I am working with the most beautiful fabric from Scalamandré
for draperies for four large windows in a client’s room. My
question is this: Would it be too much color and too busy if I were
to choose to use additional fabric on a wall in the room that does
not have a window, but opens to another room?
As it is, the fabric will be used in large quantities. As I stated,
there are four windows, each is seven feet high and five feet wide.
Two windows are located together as a pair in the center of one
wall, and the other two windows are across the room, one on each
of two walls. The fourth wall—the one without the window—enters
into another room. This is the wall I mentioned that I would like
to upholster for the client.
Overall, the home’s floor plan is very open and ostentatious.
SOLUTION: The use of strong color is definitely a trend
now. I am envisioning the room you are working on, and as I see
it, it will look dramatic.
This fabric is an exquisite selection that will never go out of
style. I also can envision a beautiful high-end window treatment
such as one using swags and cascades, or a treatment incorporating
a fancy valance treatment with a pair of draperies on each window
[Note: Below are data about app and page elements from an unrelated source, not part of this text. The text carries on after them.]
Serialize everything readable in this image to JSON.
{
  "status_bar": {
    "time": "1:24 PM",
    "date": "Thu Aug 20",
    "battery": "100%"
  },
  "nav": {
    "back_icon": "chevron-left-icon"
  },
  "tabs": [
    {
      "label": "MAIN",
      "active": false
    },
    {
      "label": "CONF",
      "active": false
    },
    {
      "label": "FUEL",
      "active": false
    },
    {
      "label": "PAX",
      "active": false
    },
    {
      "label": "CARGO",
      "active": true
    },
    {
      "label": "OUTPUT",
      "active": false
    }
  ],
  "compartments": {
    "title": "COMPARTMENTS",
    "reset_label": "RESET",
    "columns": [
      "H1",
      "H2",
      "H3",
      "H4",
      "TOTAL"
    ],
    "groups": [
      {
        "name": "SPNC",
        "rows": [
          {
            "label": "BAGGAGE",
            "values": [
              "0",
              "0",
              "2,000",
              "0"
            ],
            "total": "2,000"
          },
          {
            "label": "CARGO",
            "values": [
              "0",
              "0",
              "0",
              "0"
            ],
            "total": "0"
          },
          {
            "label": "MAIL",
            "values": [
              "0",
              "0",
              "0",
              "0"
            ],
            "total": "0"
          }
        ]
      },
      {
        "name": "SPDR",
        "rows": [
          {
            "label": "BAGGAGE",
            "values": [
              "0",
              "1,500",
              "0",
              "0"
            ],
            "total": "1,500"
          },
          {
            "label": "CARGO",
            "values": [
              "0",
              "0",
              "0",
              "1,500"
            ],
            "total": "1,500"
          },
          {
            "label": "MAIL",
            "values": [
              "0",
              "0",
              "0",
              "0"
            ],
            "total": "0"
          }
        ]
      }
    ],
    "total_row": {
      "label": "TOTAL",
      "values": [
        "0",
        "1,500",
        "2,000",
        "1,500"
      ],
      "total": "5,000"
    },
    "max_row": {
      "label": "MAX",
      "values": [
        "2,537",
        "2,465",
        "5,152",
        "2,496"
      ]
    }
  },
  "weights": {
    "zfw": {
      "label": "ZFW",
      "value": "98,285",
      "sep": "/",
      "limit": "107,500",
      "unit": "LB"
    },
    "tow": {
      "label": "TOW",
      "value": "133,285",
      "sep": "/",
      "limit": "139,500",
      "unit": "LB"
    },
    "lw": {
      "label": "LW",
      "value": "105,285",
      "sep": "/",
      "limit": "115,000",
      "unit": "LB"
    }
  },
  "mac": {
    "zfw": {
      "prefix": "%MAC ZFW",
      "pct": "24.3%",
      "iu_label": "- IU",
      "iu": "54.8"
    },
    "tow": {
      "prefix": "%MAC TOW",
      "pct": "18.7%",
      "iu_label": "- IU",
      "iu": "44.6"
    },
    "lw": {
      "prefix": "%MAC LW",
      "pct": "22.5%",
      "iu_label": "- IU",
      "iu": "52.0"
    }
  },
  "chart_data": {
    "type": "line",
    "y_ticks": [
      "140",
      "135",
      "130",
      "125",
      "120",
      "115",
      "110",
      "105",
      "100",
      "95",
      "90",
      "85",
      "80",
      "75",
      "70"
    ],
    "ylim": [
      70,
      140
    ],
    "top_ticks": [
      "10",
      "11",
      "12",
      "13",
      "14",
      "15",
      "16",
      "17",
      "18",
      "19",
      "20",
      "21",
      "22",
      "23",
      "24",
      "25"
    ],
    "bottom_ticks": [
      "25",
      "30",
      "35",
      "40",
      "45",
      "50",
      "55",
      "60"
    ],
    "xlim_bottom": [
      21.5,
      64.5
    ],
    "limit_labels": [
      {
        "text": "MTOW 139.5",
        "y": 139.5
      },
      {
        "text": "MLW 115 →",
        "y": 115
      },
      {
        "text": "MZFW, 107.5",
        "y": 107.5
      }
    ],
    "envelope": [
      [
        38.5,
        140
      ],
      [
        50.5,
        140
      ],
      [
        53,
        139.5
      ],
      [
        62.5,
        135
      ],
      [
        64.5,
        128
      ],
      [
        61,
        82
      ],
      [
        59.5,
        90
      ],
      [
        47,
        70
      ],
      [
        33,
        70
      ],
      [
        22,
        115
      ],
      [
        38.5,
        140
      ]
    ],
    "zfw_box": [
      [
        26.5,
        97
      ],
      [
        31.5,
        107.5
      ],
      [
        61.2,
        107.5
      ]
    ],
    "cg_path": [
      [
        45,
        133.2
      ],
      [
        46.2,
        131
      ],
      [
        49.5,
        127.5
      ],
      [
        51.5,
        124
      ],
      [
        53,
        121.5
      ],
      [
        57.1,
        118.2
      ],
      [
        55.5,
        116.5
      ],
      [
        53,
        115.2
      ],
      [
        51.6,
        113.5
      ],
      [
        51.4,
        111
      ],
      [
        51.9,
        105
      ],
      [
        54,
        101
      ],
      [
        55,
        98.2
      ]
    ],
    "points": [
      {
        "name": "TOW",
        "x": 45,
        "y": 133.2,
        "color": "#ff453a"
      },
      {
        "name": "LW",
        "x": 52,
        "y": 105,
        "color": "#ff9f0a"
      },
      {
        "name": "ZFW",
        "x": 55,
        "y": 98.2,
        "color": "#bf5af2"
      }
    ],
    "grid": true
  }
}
with fancy ornate tieback hardware or fabric design.
I also would line this fabric, as you want to protect the deep rich
colors from the harmful rays of the sun. Another suggestion to add
formality to the treatment is to add fancy rope ties and bring the
fabric onto the floor by puddling it, if you are using a pair of
draperies as your treatment.
If at some time your design proves to be a bit too dramatic for
your client, later on, if you want to tone down the room, the fabric
used to upholster the wall can be removed and you can repaint!
Take a critical look at the fabric you are using for the draperies.
I would suggest you paint the walls that will not be upholstered
a soft gold, picking a color from the background of the fabric.
Also, consider having crown molding installed along the ceiling
and wall line. I would suggest you paint the molding a soft off-white
to complement the room and not take away from the beautiful fabric.
Editor’s note: This is a continuing series of articles written
by Sharon L. Anderson that will answer some of the many questions
we receive at Draperies & Window Coverings as well as questions
Anderson has encountered in her own business. If you have a question
you would like Anderson to address, please send it to:
c/o Draperies & Window Coverings
1724 E. Grand Ave.
Lindenhurst, IL 60046
Fax: (847) 356-9013
L. Anderson has more than 20 years experience in the residential
and commercial areas of interior design. She is currently a faculty
member at two Southern California colleges. Anderson has been featured
in numerous books and publications.